■ **Source data**
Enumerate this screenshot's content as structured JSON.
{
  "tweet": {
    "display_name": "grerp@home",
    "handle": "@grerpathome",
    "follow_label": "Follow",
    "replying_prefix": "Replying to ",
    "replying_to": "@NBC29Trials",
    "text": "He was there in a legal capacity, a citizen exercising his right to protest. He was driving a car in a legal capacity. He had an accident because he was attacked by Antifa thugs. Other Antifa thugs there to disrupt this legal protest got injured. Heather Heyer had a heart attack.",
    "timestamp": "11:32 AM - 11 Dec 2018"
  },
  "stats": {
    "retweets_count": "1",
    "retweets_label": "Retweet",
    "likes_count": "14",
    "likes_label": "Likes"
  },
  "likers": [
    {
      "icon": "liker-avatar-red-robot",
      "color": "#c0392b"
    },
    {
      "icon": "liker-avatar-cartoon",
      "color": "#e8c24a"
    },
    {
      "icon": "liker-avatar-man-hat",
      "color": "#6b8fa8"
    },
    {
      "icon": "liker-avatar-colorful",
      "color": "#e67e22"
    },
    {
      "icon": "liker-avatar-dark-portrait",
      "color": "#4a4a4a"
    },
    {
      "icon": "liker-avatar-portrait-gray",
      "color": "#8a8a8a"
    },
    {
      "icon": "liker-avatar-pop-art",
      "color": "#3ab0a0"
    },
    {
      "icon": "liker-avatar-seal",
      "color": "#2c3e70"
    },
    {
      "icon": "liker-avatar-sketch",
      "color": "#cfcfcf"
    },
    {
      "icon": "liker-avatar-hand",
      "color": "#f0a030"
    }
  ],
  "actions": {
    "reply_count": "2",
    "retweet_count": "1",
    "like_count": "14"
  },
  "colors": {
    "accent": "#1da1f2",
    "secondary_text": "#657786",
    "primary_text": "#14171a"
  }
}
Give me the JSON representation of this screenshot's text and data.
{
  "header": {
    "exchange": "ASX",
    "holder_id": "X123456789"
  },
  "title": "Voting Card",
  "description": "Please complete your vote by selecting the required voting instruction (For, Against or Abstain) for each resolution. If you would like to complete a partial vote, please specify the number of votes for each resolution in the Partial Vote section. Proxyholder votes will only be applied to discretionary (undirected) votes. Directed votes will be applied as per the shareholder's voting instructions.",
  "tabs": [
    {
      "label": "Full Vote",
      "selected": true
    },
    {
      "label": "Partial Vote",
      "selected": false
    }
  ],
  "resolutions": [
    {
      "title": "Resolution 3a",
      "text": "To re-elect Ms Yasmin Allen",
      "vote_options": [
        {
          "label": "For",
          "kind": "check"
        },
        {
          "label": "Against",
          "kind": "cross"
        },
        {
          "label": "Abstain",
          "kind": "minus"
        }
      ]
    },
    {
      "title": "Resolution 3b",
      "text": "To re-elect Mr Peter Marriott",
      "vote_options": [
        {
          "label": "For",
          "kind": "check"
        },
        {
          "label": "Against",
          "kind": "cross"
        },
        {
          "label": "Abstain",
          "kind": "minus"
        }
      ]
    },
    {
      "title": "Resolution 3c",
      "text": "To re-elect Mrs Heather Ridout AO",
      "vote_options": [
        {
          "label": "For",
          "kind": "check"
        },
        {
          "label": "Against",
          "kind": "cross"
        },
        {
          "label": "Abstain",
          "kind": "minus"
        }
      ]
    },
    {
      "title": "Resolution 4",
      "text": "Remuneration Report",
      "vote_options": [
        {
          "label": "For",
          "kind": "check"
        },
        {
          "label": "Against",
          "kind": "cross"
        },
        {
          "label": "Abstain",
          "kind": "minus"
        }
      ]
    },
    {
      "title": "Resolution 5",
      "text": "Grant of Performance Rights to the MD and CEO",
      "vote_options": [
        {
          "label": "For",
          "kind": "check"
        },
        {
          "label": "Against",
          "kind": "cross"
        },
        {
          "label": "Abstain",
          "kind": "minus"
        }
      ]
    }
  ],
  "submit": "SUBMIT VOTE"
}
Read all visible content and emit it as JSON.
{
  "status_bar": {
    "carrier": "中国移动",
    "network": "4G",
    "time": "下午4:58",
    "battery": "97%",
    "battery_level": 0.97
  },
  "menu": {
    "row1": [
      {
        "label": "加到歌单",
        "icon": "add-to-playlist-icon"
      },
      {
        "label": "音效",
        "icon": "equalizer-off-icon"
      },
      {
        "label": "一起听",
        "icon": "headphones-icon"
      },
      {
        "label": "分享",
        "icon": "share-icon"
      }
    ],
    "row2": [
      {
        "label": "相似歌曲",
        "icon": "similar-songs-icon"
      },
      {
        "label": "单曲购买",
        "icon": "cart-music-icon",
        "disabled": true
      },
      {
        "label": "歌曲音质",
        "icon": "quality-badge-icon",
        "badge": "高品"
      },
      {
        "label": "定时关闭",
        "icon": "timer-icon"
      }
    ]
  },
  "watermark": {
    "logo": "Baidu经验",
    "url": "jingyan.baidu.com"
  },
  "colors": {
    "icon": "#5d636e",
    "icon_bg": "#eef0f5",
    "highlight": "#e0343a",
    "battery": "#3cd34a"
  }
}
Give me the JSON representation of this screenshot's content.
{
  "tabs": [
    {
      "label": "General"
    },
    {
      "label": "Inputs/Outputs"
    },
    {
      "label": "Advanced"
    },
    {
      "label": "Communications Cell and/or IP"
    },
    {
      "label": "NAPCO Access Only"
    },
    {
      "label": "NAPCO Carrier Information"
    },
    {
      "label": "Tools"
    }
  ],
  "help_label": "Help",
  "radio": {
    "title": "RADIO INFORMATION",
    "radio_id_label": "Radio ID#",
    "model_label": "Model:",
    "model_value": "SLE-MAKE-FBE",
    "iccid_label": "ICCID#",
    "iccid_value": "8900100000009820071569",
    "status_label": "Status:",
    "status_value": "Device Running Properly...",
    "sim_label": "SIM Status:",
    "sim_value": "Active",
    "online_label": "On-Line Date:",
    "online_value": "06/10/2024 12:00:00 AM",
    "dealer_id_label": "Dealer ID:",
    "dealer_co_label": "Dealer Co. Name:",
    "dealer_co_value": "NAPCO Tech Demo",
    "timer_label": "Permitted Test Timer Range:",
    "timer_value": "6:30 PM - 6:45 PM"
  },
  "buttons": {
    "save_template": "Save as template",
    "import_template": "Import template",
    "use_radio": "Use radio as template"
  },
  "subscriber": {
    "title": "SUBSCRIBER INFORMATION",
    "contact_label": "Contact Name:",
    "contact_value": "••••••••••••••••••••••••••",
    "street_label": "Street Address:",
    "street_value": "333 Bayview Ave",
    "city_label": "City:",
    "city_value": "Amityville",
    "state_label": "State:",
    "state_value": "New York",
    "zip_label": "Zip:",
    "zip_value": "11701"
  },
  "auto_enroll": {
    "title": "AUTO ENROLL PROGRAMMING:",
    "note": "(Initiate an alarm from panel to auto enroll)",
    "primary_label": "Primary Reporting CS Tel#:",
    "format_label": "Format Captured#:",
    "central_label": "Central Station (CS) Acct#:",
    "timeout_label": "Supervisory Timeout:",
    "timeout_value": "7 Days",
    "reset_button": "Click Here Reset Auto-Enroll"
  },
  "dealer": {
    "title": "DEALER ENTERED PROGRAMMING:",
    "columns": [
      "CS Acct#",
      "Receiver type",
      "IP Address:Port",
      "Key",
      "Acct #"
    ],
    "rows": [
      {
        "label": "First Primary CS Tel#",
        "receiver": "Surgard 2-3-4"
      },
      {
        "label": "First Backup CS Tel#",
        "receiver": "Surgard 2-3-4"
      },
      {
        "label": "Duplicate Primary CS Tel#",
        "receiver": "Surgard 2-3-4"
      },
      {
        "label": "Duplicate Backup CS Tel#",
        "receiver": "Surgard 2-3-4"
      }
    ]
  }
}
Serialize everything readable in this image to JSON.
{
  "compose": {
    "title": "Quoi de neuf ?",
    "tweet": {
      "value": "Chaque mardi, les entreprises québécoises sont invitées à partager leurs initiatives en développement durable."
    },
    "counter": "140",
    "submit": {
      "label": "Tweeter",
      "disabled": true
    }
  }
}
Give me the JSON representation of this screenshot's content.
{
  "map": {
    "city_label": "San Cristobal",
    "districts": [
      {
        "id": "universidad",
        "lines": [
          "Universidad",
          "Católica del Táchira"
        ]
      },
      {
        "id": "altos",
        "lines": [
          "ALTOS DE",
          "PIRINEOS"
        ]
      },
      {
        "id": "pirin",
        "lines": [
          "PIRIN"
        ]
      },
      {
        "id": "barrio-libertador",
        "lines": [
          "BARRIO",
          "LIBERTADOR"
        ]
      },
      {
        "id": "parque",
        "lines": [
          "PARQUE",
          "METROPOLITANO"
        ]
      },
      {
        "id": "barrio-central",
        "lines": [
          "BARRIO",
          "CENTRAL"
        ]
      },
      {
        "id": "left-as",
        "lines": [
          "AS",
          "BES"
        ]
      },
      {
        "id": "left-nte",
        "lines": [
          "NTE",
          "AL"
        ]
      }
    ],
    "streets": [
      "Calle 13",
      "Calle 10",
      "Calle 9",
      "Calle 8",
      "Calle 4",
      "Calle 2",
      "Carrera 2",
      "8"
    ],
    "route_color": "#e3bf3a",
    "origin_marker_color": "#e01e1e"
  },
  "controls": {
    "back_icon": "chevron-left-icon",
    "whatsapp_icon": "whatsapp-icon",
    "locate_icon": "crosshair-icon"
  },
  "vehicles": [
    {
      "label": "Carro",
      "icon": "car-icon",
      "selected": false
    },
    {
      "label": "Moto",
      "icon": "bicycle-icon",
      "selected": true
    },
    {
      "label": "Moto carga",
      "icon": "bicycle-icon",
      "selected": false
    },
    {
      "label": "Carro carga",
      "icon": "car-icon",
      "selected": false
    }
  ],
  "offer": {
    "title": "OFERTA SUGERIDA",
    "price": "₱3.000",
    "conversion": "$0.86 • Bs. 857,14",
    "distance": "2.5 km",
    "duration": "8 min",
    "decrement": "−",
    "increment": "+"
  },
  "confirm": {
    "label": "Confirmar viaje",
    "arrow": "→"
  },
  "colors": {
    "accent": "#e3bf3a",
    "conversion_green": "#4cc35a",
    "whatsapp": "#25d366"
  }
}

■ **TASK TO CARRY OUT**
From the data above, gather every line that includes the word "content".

■ **WRITTEN ANSWER**
Enumerate this screenshot's content as structured JSON.
Read all visible content and emit it as JSON.
Give me the JSON representation of this screenshot's content.
Give me the JSON representation of this screenshot's content.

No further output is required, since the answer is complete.